It's a substantial change from Labour's 2010 paper, A green future fair for all, which committed Labour to supporting cycling as a means of reducing transport emissions.
In that paper, the party pledged to "drive down emissions from all forms of transport" with "support for buses, cycling and walking".
In particular, the 2010 Labour 'green manifesto' pledged to adopt "strategies to increase cycling and walking."
It cited the Cycle Demonstration and Sustainable Travel Towns and said: "Our new Urban Challenge Fund will provide finance for local authorities that establish ambitious sustainable travel plans with cycling, walking and public transport at their heart."
The new Green Plan was launched by Maria Eagle and Caroline Flint, the Labour Party's Shadow Secretary of State for the Environment, Food and Rural Affairs, and Shadow Secretary of State for Energy & Climate Change respectively in the last Parliament. We have contacted Ms Eagle and Ms Flint to seek clarification regarding the omission of transportation policy.

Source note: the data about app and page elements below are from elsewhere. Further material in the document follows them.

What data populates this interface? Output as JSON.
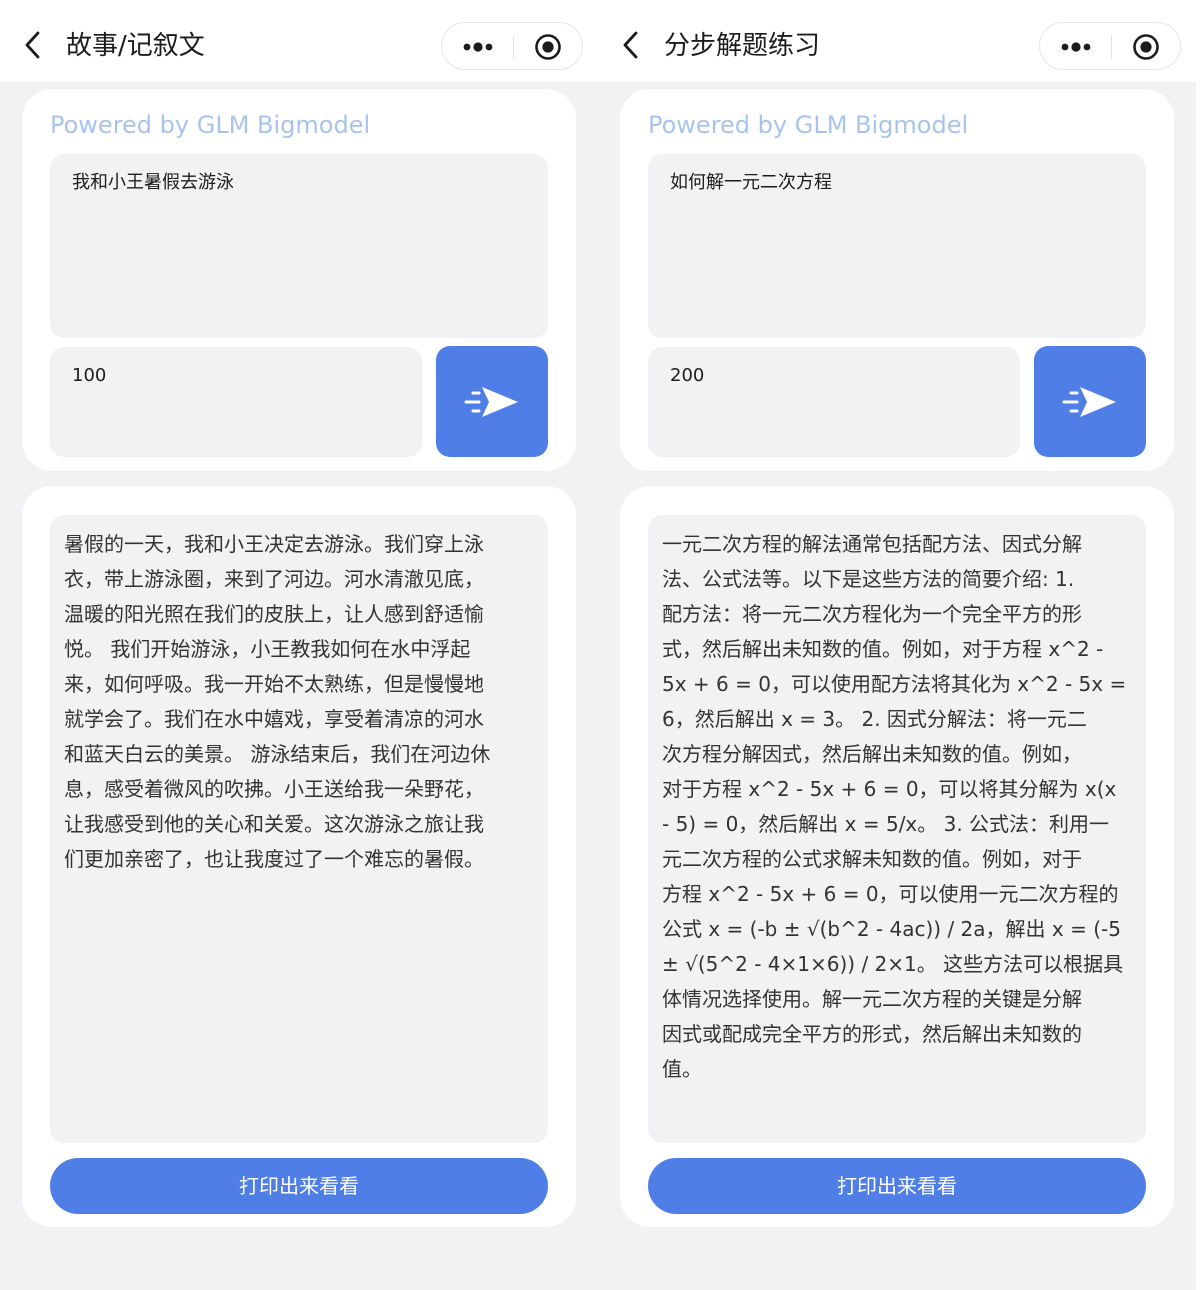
{
  "left": {
    "nav_title": "故事/记叙文",
    "powered_by": "Powered by GLM Bigmodel",
    "prompt_value": "我和小王暑假去游泳",
    "length_value": "100",
    "output_lines": [
      "暑假的一天，我和小王决定去游泳。我们穿上泳",
      "衣，带上游泳圈，来到了河边。河水清澈见底，",
      "温暖的阳光照在我们的皮肤上，让人感到舒适愉",
      "悦。 我们开始游泳，小王教我如何在水中浮起",
      "来，如何呼吸。我一开始不太熟练，但是慢慢地",
      "就学会了。我们在水中嬉戏，享受着清凉的河水",
      "和蓝天白云的美景。 游泳结束后，我们在河边休",
      "息，感受着微风的吹拂。小王送给我一朵野花，",
      "让我感受到他的关心和关爱。这次游泳之旅让我",
      "们更加亲密了，也让我度过了一个难忘的暑假。"
    ],
    "print_label": "打印出来看看"
  },
  "right": {
    "nav_title": "分步解题练习",
    "powered_by": "Powered by GLM Bigmodel",
    "prompt_value": "如何解一元二次方程",
    "length_value": "200",
    "output_lines": [
      "一元二次方程的解法通常包括配方法、因式分解",
      "法、公式法等。以下是这些方法的简要介绍: 1.",
      "配方法：将一元二次方程化为一个完全平方的形",
      "式，然后解出未知数的值。例如，对于方程 x^2 -",
      "5x + 6 = 0，可以使用配方法将其化为 x^2 - 5x =",
      "6，然后解出 x = 3。 2. 因式分解法：将一元二",
      "次方程分解因式，然后解出未知数的值。例如，",
      "对于方程 x^2 - 5x + 6 = 0，可以将其分解为 x(x",
      "- 5) = 0，然后解出 x = 5/x。 3. 公式法：利用一",
      "元二次方程的公式求解未知数的值。例如，对于",
      "方程 x^2 - 5x + 6 = 0，可以使用一元二次方程的",
      "公式 x = (-b ± √(b^2 - 4ac)) / 2a，解出 x = (-5",
      "± √(5^2 - 4×1×6)) / 2×1。 这些方法可以根据具",
      "体情况选择使用。解一元二次方程的关键是分解",
      "因式或配成完全平方的形式，然后解出未知数的",
      "值。"
    ],
    "print_label": "打印出来看看"
  },
  "colors": {
    "accent": "#4f7ee6",
    "powered_text": "#a8c3ee",
    "page_background": "#f2f2f4"
  },
  "icons": {
    "back": "chevron-left-icon",
    "more": "more-dots-icon",
    "close": "target-circle-icon",
    "send": "paper-plane-icon"
  }
}
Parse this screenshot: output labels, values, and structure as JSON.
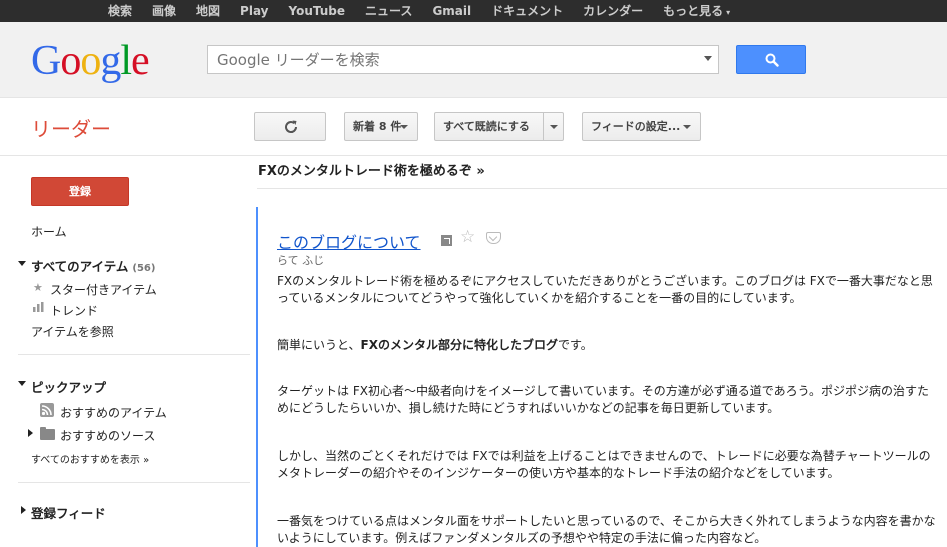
{
  "topbar": {
    "items": [
      "検索",
      "画像",
      "地図",
      "Play",
      "YouTube",
      "ニュース",
      "Gmail",
      "ドキュメント",
      "カレンダー",
      "もっと見る"
    ],
    "more_caret": "▾"
  },
  "logo": {
    "letters": [
      "G",
      "o",
      "o",
      "g",
      "l",
      "e"
    ]
  },
  "search": {
    "placeholder": "Google リーダーを検索",
    "button_icon": "search-icon"
  },
  "app": {
    "title": "リーダー"
  },
  "toolbar": {
    "refresh_icon": "refresh-icon",
    "new_items_label": "新着 8 件",
    "mark_all_read_label": "すべて既読にする",
    "feed_settings_label": "フィードの設定..."
  },
  "sidebar": {
    "subscribe_label": "登録",
    "home": "ホーム",
    "all_items": "すべてのアイテム",
    "all_items_count": "(56)",
    "starred": "スター付きアイテム",
    "trends": "トレンド",
    "browse": "アイテムを参照",
    "explore": "ピックアップ",
    "recommended_items": "おすすめのアイテム",
    "recommended_sources": "おすすめのソース",
    "view_all_recommendations": "すべてのおすすめを表示 »",
    "subscriptions": "登録フィード"
  },
  "stream": {
    "title": "FXのメンタルトレード術を極めるぞ »"
  },
  "entry": {
    "title": "このブログについて",
    "author": "らて ふじ",
    "p1": "FXのメンタルトレード術を極めるぞにアクセスしていただきありがとうございます。このブログは FXで一番大事だなと思っているメンタルについてどうやって強化していくかを紹介することを一番の目的にしています。",
    "p2_prefix": "簡単にいうと、",
    "p2_bold": "FXのメンタル部分に特化したブログ",
    "p2_suffix": "です。",
    "p3": "ターゲットは FX初心者〜中級者向けをイメージして書いています。その方達が必ず通る道であろう。ポジポジ病の治すためにどうしたらいいか、損し続けた時にどうすればいいかなどの記事を毎日更新しています。",
    "p4": "しかし、当然のごとくそれだけでは FXでは利益を上げることはできませんので、トレードに必要な為替チャートツールのメタトレーダーの紹介やそのインジケーターの使い方や基本的なトレード手法の紹介などをしています。",
    "p5": "一番気をつけている点はメンタル面をサポートしたいと思っているので、そこから大きく外れてしまうような内容を書かないようにしています。例えばファンダメンタルズの予想やや特定の手法に偏った内容など。"
  },
  "colors": {
    "accent": "#4d90fe",
    "brand_red": "#d14836",
    "link": "#1155cc"
  }
}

Our official grumpy Northerner, John has been riding bikes for over 30 years since discovering as an uncoordinated teen that a sport could be fun if it didn't require you to catch a ball or get in the way of a hulking prop forward.
Road touring was followed by mountain biking and a career racing in the mud that was as brief as it was unsuccessful.
Somewhere along the line came the discovery that he could string a few words together, followed by the even more remarkable discovery that people were mug enough to pay for this rather than expecting him to do an honest day's work. He's pretty certain he's worked for even more bike publications than Mat Brett.
The inevitable 30-something MAMIL transition saw him shift to skinny tyres and these days he lives in Cambridge where the lack of hills is more than made up for by the headwinds.